So basically, does anybody know of an epoxy that won't go yellow when exposed to heat?



Conventional epoxies won't like temperatures over 100 C, and will colour. High temp. epoxies exist, from folks like Permabond - maybe West System 'poxies will work.

Are you sure it's the epoxy turning yellow, and not the plastic of the LEDs?

Try baking a single LED and a separate blob of the epoxy stuck to a shard of glass and see which changes.

also, it might just be the blue glass has properties of filtering out the light in a way that it just appears yellow. Red glass may look orange, as LEDs are not a full spectrum white light.

I can see the yellow of the epoxy through the glass when the light is not even turned on. My problem is 100% due to the epoxy yellowing when heated. If you have some epoxy on hand, go stick a dried blop of it in your oven for half an hour at 230F. You'll see what I'm talking about. It turns a rather bold yellow. If you try this and it doesn't yellow, please let us all know what brand you tested.

Oh, forgot to mention, I also baked a plain piece of glass and one with epoxy to make sure it wasn't something about the fogginess of the glass that was reacting. The glass alone was just fine. The blop of epoxy on the other piece was a bold yellow spot when it came out of the oven. I also tested epoxies on other things. It's always the epoxy that goes yellow, but I've only tried off-the-shelf hardware store 2-part epoxies so far. The little ones, not the more expensive resins that come in the cans.

I've already done control tests. I'm 100% sure that it's the epoxy turning yellow. The LEDs handle the heat just fine as far as I can tell; no noticeable change to them.

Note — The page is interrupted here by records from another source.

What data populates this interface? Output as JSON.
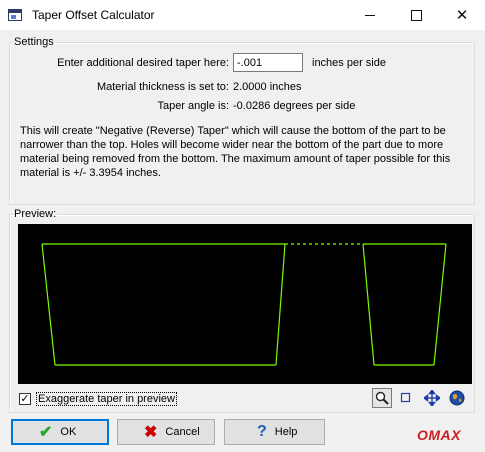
{
  "window": {
    "title": "Taper Offset Calculator",
    "minimize_icon": "minimize-icon",
    "maximize_icon": "maximize-icon",
    "close_icon": "close-icon"
  },
  "settings": {
    "legend": "Settings",
    "taper_label": "Enter additional desired taper here:",
    "taper_value": "-.001",
    "taper_units": "inches per side",
    "thickness_label": "Material thickness is set to:",
    "thickness_value": "2.0000 inches",
    "angle_label": "Taper angle is:",
    "angle_value": "-0.0286 degrees per side",
    "description": "This will create \"Negative (Reverse) Taper\" which will cause the bottom of the part to be narrower than the top.  Holes will become wider near the bottom of the part due to more material being removed from the bottom.  The maximum amount of taper possible for this material is +/- 3.3954 inches."
  },
  "preview": {
    "legend": "Preview:",
    "exaggerate_label": "Exaggerate taper in preview",
    "exaggerate_checked": true,
    "check_mark": "✓",
    "line_color": "#7cfc00",
    "tools": [
      "magnifier-icon",
      "rectangle-icon",
      "pan-arrows-icon",
      "globe-icon"
    ]
  },
  "buttons": {
    "ok_label": "OK",
    "cancel_label": "Cancel",
    "help_label": "Help",
    "ok_icon": "✔",
    "cancel_icon": "✖",
    "help_icon": "?"
  },
  "brand": {
    "logo_text": "OMAX"
  }
}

Maybe you could experiment with some superglues to see if that works, at least it will leave a thinner coating or smaller attachment points. Ring or spot the epoxy away from the lens/focal point of the LED. Create a mount to hold the LED or leads in place. Use air-drying clay instead. Good luck.

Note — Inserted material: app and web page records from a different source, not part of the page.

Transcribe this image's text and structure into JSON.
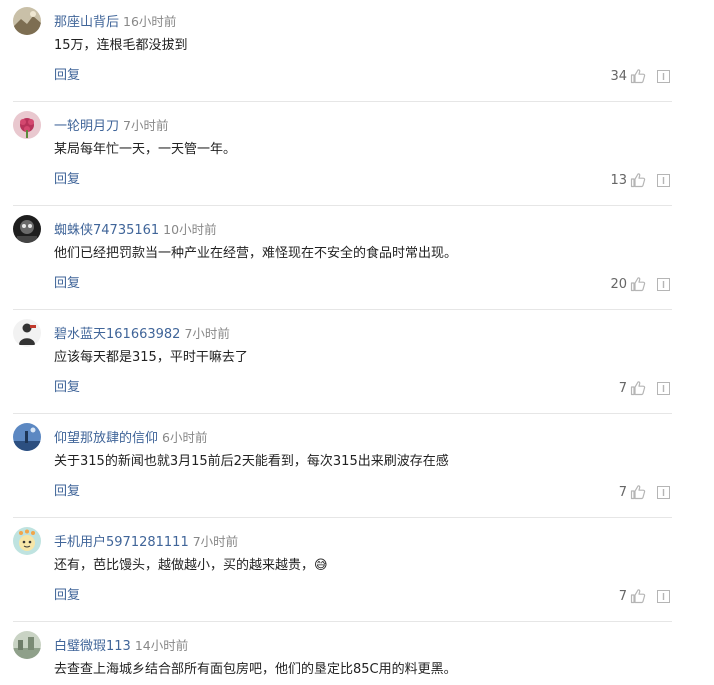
{
  "comments": [
    {
      "username": "那座山背后",
      "time": "16小时前",
      "content": "15万，连根毛都没拔到",
      "reply_label": "回复",
      "likes": "34",
      "avatar_icon": "landscape-avatar",
      "avatar_color": "#8a7a5c"
    },
    {
      "username": "一轮明月刀",
      "time": "7小时前",
      "content": "某局每年忙一天，一天管一年。",
      "reply_label": "回复",
      "likes": "13",
      "avatar_icon": "flower-avatar",
      "avatar_color": "#b8325a"
    },
    {
      "username": "蜘蛛侠74735161",
      "time": "10小时前",
      "content": "他们已经把罚款当一种产业在经营，难怪现在不安全的食品时常出现。",
      "reply_label": "回复",
      "likes": "20",
      "avatar_icon": "dark-photo-avatar",
      "avatar_color": "#2b2b2b"
    },
    {
      "username": "碧水蓝天161663982",
      "time": "7小时前",
      "content": "应该每天都是315，平时干嘛去了",
      "reply_label": "回复",
      "likes": "7",
      "avatar_icon": "figure-avatar",
      "avatar_color": "#3a3a3a"
    },
    {
      "username": "仰望那放肆的信仰",
      "time": "6小时前",
      "content": "关于315的新闻也就3月15前后2天能看到，每次315出来刷波存在感",
      "reply_label": "回复",
      "likes": "7",
      "avatar_icon": "sky-avatar",
      "avatar_color": "#3d6aa8"
    },
    {
      "username": "手机用户5971281111",
      "time": "7小时前",
      "content": "还有，芭比馒头，越做越小，买的越来越贵，😅",
      "reply_label": "回复",
      "likes": "7",
      "avatar_icon": "cartoon-avatar",
      "avatar_color": "#7fc4c0"
    },
    {
      "username": "白璧微瑕113",
      "time": "14小时前",
      "content": "去查查上海城乡结合部所有面包房吧，他们的垦定比85C用的料更黑。",
      "reply_label": "",
      "likes": "",
      "avatar_icon": "street-avatar",
      "avatar_color": "#8fa08a"
    }
  ],
  "colors": {
    "username": "#406599",
    "time": "#888888",
    "content": "#222222",
    "icon": "#b5b5b5",
    "divider": "#e6e6e6"
  }
}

Thanks for the tips, but that won't solve my problem. I really do need an epoxy or resin of some kind for my purposes. There's got to be one out there that can take a bit of heat.

A little googling reveals that the yellowing may be caused by exposure to UV light. Most consumer or less expensive epoxies will not contain the UV protected formulation. The are custom made industrial epoxies that don't yellow and do hold up to 250 F heat. I don't know if you need to order a 55 gal drum of that stuff. You might have to experiment.

I've no problem with the hint of yellow that just happens over time to epoxies that claim to be "water clear". It's subtle and not an issue. It's the heat of the oven that's causing the drastic and sudden yellowing.

I've googled a bit also, and I just don't know what to take the risk on if I experiment. The amounts are way more than I need of the ones that seem likely to work best (not 55 gallons, but still about $60 worth of product). And the fine print for pretty much everything says it's "light amber" in color or some such, and it's hard to find anything that talks about temperatures and further yellowing. I simply don't have the money to try them out.

No chance anybody here has some the large containers of resins for other projects and would be willing to smear a tiny bit on something and stick it in the oven?

Maybe try silicone clear caulk. It takes a day to cure but may work.